#### Website and app data records:
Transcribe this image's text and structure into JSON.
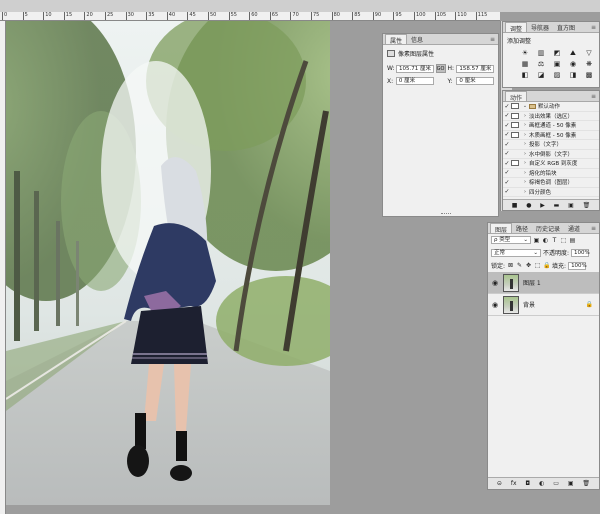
{
  "ruler": {
    "ticks": [
      "0",
      "5",
      "10",
      "15",
      "20",
      "25",
      "30",
      "35",
      "40",
      "45",
      "50",
      "55",
      "60",
      "65",
      "70",
      "75",
      "80",
      "85",
      "90",
      "95",
      "100",
      "105",
      "110",
      "115"
    ]
  },
  "properties": {
    "tabs": [
      "属性",
      "信息"
    ],
    "title": "像素图层属性",
    "w_label": "W:",
    "w_value": "105.71 厘米",
    "link_label": "GO",
    "h_label": "H:",
    "h_value": "158.57 厘米",
    "x_label": "X:",
    "x_value": "0 厘米",
    "y_label": "Y:",
    "y_value": "0 厘米"
  },
  "adjustments": {
    "tabs": [
      "调整",
      "导航器",
      "直方图"
    ],
    "title": "添加调整",
    "icons_row1": [
      "☀",
      "▥",
      "◩",
      "⛰",
      "▽"
    ],
    "icons_row2": [
      "▦",
      "⚖",
      "▣",
      "◉",
      "❋",
      "▤"
    ],
    "icons_row3": [
      "◧",
      "◪",
      "▨",
      "◨",
      "▩"
    ]
  },
  "actions": {
    "tabs": [
      "动作"
    ],
    "items": [
      {
        "check": "✓",
        "dialog": true,
        "arrow": "⌄",
        "folder": true,
        "label": "默认动作"
      },
      {
        "check": "✓",
        "dialog": true,
        "arrow": "›",
        "folder": false,
        "label": "淡出效果（选区）"
      },
      {
        "check": "✓",
        "dialog": true,
        "arrow": "›",
        "folder": false,
        "label": "画框通道 - 50 像素"
      },
      {
        "check": "✓",
        "dialog": true,
        "arrow": "›",
        "folder": false,
        "label": "木质画框 - 50 像素"
      },
      {
        "check": "✓",
        "dialog": false,
        "arrow": "›",
        "folder": false,
        "label": "投影（文字）"
      },
      {
        "check": "✓",
        "dialog": false,
        "arrow": "›",
        "folder": false,
        "label": "水中倒影（文字）"
      },
      {
        "check": "✓",
        "dialog": true,
        "arrow": "›",
        "folder": false,
        "label": "自定义 RGB 到灰度"
      },
      {
        "check": "✓",
        "dialog": false,
        "arrow": "›",
        "folder": false,
        "label": "熔化的铅块"
      },
      {
        "check": "✓",
        "dialog": false,
        "arrow": "›",
        "folder": false,
        "label": "棕褐色调（图层）"
      },
      {
        "check": "✓",
        "dialog": false,
        "arrow": "›",
        "folder": false,
        "label": "四分颜色"
      }
    ],
    "footer_icons": [
      "■",
      "●",
      "▶",
      "▬",
      "▣",
      "🗑"
    ]
  },
  "layers": {
    "tabs": [
      "图层",
      "路径",
      "历史记录",
      "通道"
    ],
    "filter_label": "ρ 类型",
    "filter_icons": [
      "▣",
      "◐",
      "T",
      "⬚",
      "▤"
    ],
    "blend_mode": "正常",
    "opacity_label": "不透明度:",
    "opacity_value": "100%",
    "lock_label": "锁定:",
    "lock_icons": [
      "⊠",
      "✎",
      "✥",
      "⬚",
      "🔒"
    ],
    "fill_label": "填充:",
    "fill_value": "100%",
    "items": [
      {
        "name": "图层 1",
        "selected": true,
        "locked": false
      },
      {
        "name": "背景",
        "selected": false,
        "locked": true
      }
    ],
    "footer_icons": [
      "⊝",
      "fx",
      "◘",
      "◐",
      "▭",
      "▣",
      "🗑"
    ]
  }
}
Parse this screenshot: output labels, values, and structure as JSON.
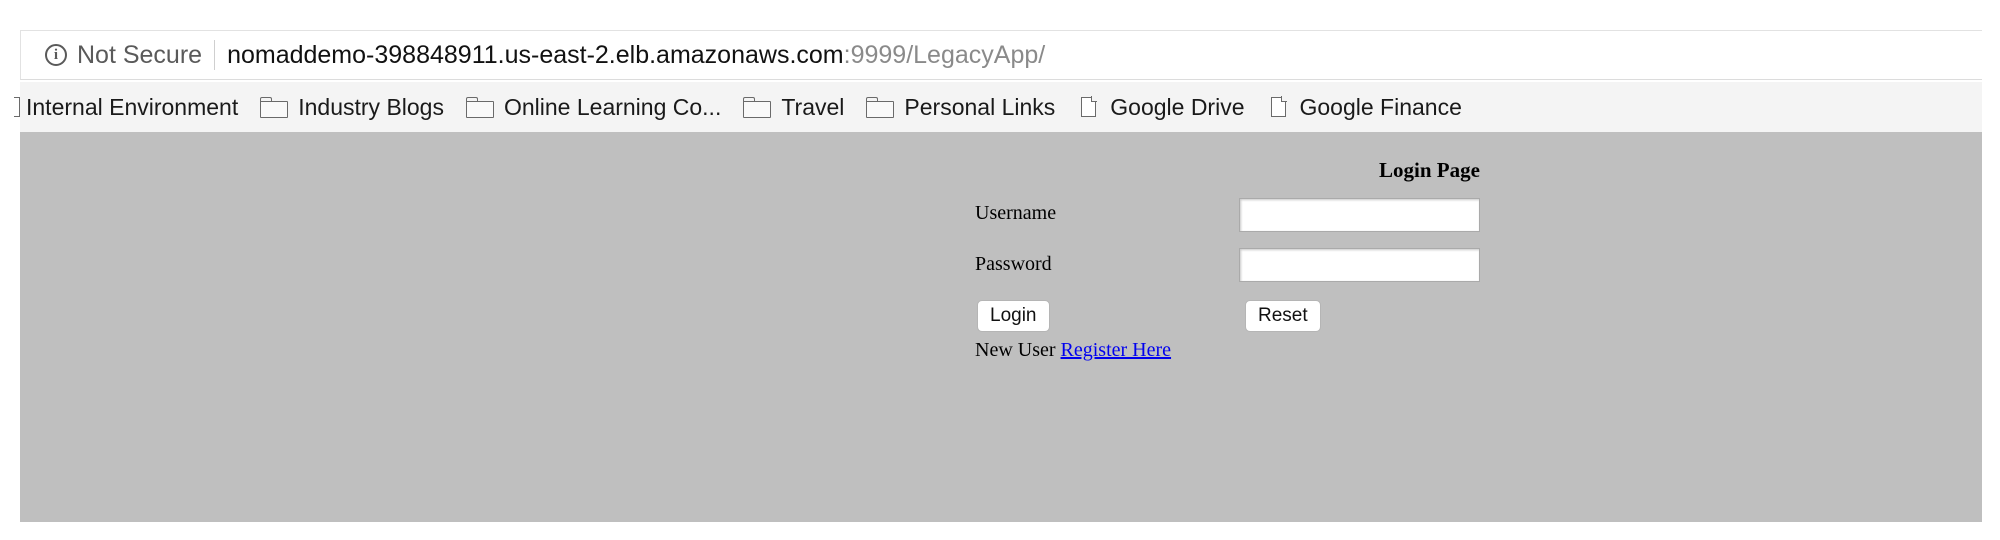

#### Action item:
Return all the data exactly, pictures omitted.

#### Output below:
Transcribe this image's text and structure into JSON.
{
  "ruler": {
    "ticks": [
      "0",
      "5",
      "10",
      "15",
      "20",
      "25",
      "30",
      "35",
      "40",
      "45",
      "50",
      "55",
      "60",
      "65",
      "70",
      "75",
      "80",
      "85",
      "90",
      "95",
      "100",
      "105",
      "110",
      "115"
    ]
  },
  "properties": {
    "tabs": [
      "属性",
      "信息"
    ],
    "title": "像素图层属性",
    "w_label": "W:",
    "w_value": "105.71 厘米",
    "link_label": "GO",
    "h_label": "H:",
    "h_value": "158.57 厘米",
    "x_label": "X:",
    "x_value": "0 厘米",
    "y_label": "Y:",
    "y_value": "0 厘米"
  },
  "adjustments": {
    "tabs": [
      "调整",
      "导航器",
      "直方图"
    ],
    "title": "添加调整",
    "icons_row1": [
      "☀",
      "▥",
      "◩",
      "⛰",
      "▽"
    ],
    "icons_row2": [
      "▦",
      "⚖",
      "▣",
      "◉",
      "❋",
      "▤"
    ],
    "icons_row3": [
      "◧",
      "◪",
      "▨",
      "◨",
      "▩"
    ]
  },
  "actions": {
    "tabs": [
      "动作"
    ],
    "items": [
      {
        "check": "✓",
        "dialog": true,
        "arrow": "⌄",
        "folder": true,
        "label": "默认动作"
      },
      {
        "check": "✓",
        "dialog": true,
        "arrow": "›",
        "folder": false,
        "label": "淡出效果（选区）"
      },
      {
        "check": "✓",
        "dialog": true,
        "arrow": "›",
        "folder": false,
        "label": "画框通道 - 50 像素"
      },
      {
        "check": "✓",
        "dialog": true,
        "arrow": "›",
        "folder": false,
        "label": "木质画框 - 50 像素"
      },
      {
        "check": "✓",
        "dialog": false,
        "arrow": "›",
        "folder": false,
        "label": "投影（文字）"
      },
      {
        "check": "✓",
        "dialog": false,
        "arrow": "›",
        "folder": false,
        "label": "水中倒影（文字）"
      },
      {
        "check": "✓",
        "dialog": true,
        "arrow": "›",
        "folder": false,
        "label": "自定义 RGB 到灰度"
      },
      {
        "check": "✓",
        "dialog": false,
        "arrow": "›",
        "folder": false,
        "label": "熔化的铅块"
      },
      {
        "check": "✓",
        "dialog": false,
        "arrow": "›",
        "folder": false,
        "label": "棕褐色调（图层）"
      },
      {
        "check": "✓",
        "dialog": false,
        "arrow": "›",
        "folder": false,
        "label": "四分颜色"
      }
    ],
    "footer_icons": [
      "■",
      "●",
      "▶",
      "▬",
      "▣",
      "🗑"
    ]
  },
  "layers": {
    "tabs": [
      "图层",
      "路径",
      "历史记录",
      "通道"
    ],
    "filter_label": "ρ 类型",
    "filter_icons": [
      "▣",
      "◐",
      "T",
      "⬚",
      "▤"
    ],
    "blend_mode": "正常",
    "opacity_label": "不透明度:",
    "opacity_value": "100%",
    "lock_label": "锁定:",
    "lock_icons": [
      "⊠",
      "✎",
      "✥",
      "⬚",
      "🔒"
    ],
    "fill_label": "填充:",
    "fill_value": "100%",
    "items": [
      {
        "name": "图层 1",
        "selected": true,
        "locked": false
      },
      {
        "name": "背景",
        "selected": false,
        "locked": true
      }
    ],
    "footer_icons": [
      "⊝",
      "fx",
      "◘",
      "◐",
      "▭",
      "▣",
      "🗑"
    ]
  }
}
Parse this screenshot: output labels, values, and structure as JSON.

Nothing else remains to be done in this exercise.